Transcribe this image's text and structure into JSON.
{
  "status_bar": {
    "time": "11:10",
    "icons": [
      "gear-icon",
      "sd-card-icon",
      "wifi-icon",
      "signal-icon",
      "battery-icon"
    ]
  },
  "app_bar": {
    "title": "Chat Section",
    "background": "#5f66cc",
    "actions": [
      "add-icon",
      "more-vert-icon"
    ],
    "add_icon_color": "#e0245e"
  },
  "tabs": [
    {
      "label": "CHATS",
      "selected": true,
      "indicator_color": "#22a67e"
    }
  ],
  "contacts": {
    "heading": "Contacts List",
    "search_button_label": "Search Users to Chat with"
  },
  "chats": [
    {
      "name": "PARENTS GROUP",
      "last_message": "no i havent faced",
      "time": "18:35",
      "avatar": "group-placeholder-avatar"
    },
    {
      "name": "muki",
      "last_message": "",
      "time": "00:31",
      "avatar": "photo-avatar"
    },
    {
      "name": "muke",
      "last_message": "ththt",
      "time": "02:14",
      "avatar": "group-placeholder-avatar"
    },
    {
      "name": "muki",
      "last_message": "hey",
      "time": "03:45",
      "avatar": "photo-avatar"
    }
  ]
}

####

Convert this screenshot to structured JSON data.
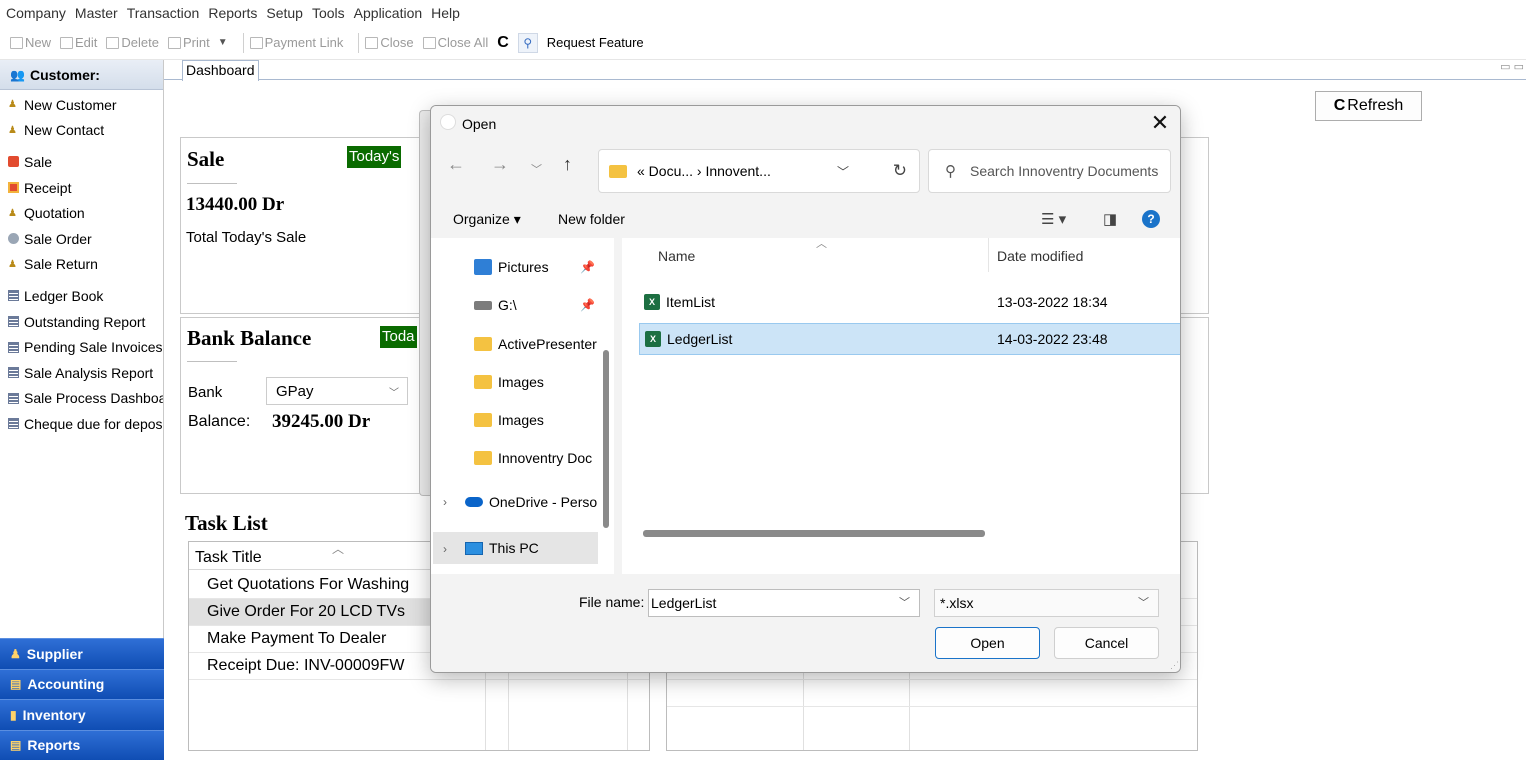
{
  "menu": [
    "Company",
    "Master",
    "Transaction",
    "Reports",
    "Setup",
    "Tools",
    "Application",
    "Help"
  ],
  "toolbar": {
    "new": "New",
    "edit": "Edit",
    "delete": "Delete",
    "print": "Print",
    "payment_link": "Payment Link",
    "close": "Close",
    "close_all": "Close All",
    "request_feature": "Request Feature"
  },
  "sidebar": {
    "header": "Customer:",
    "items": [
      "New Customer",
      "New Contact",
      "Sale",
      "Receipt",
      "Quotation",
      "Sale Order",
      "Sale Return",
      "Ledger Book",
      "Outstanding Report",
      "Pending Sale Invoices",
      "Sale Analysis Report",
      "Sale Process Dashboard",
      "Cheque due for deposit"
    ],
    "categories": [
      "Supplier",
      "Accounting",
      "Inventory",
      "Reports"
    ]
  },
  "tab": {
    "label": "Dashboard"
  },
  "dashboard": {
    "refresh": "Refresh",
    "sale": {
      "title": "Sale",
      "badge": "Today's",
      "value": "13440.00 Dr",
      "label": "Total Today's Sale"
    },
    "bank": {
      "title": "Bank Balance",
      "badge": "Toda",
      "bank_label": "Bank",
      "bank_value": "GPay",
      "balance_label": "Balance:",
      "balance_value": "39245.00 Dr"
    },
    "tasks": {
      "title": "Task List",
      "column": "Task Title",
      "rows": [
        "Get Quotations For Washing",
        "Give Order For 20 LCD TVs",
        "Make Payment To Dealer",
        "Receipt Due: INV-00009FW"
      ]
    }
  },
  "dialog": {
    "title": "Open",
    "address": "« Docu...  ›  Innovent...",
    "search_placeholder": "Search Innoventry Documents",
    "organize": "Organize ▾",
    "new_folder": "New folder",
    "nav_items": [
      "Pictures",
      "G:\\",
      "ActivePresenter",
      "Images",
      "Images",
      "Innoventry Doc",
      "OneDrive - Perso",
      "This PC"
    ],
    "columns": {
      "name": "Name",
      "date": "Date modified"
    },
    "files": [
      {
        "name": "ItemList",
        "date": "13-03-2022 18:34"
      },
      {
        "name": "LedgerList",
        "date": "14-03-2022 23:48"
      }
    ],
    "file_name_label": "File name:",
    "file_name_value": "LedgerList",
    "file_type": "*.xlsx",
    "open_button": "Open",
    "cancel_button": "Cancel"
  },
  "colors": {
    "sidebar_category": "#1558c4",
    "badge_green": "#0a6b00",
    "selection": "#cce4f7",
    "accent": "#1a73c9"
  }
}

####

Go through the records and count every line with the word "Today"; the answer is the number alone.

[Your response] 2